§ **What this task involves**: The response should contain every record, reproduced exactly.

§ **Records for this task**:
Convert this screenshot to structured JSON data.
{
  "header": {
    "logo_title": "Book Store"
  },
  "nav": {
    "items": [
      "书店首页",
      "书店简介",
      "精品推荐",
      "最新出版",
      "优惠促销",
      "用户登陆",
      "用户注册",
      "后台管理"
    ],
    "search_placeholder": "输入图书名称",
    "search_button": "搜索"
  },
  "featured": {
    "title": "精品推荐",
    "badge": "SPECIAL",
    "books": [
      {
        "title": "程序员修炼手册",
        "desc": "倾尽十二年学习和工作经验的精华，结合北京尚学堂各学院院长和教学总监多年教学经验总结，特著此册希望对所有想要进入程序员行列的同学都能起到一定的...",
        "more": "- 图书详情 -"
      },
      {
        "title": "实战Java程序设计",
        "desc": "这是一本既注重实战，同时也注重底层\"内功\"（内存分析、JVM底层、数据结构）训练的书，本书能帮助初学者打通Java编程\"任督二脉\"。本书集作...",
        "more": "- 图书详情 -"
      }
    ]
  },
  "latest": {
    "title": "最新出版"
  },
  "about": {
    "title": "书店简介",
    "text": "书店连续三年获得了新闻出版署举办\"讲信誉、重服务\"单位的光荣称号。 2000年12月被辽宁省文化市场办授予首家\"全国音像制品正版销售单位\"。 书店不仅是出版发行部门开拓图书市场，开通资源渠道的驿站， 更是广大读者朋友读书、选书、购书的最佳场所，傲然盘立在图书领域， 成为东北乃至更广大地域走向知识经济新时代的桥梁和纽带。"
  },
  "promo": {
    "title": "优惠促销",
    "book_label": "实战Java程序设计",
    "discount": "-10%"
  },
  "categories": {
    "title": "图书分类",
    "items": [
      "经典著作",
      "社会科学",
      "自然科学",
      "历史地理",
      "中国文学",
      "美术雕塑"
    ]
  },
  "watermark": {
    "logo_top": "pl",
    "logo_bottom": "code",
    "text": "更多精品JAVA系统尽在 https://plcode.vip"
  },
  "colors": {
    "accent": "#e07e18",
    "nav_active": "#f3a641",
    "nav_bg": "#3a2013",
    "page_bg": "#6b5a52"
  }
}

§ **Response to the exercise**:
Convert this screenshot to structured JSON data.
{
  "header": {
    "logo_title": "Book Store"
  },
  "nav": {
    "items": [
      "书店首页",
      "书店简介",
      "精品推荐",
      "最新出版",
      "优惠促销",
      "用户登陆",
      "用户注册",
      "后台管理"
    ],
    "search_placeholder": "输入图书名称",
    "search_button": "搜索"
  },
  "featured": {
    "title": "精品推荐",
    "badge": "SPECIAL",
    "books": [
      {
        "title": "程序员修炼手册",
        "desc": "倾尽十二年学习和工作经验的精华，结合北京尚学堂各学院院长和教学总监多年教学经验总结，特著此册希望对所有想要进入程序员行列的同学都能起到一定的...",
        "more": "- 图书详情 -"
      },
      {
        "title": "实战Java程序设计",
        "desc": "这是一本既注重实战，同时也注重底层\"内功\"（内存分析、JVM底层、数据结构）训练的书，本书能帮助初学者打通Java编程\"任督二脉\"。本书集作...",
        "more": "- 图书详情 -"
      }
    ]
  },
  "latest": {
    "title": "最新出版"
  },
  "about": {
    "title": "书店简介",
    "text": "书店连续三年获得了新闻出版署举办\"讲信誉、重服务\"单位的光荣称号。 2000年12月被辽宁省文化市场办授予首家\"全国音像制品正版销售单位\"。 书店不仅是出版发行部门开拓图书市场，开通资源渠道的驿站， 更是广大读者朋友读书、选书、购书的最佳场所，傲然盘立在图书领域， 成为东北乃至更广大地域走向知识经济新时代的桥梁和纽带。"
  },
  "promo": {
    "title": "优惠促销",
    "book_label": "实战Java程序设计",
    "discount": "-10%"
  },
  "categories": {
    "title": "图书分类",
    "items": [
      "经典著作",
      "社会科学",
      "自然科学",
      "历史地理",
      "中国文学",
      "美术雕塑"
    ]
  },
  "watermark": {
    "logo_top": "pl",
    "logo_bottom": "code",
    "text": "更多精品JAVA系统尽在 https://plcode.vip"
  },
  "colors": {
    "accent": "#e07e18",
    "nav_active": "#f3a641",
    "nav_bg": "#3a2013",
    "page_bg": "#6b5a52"
  }
}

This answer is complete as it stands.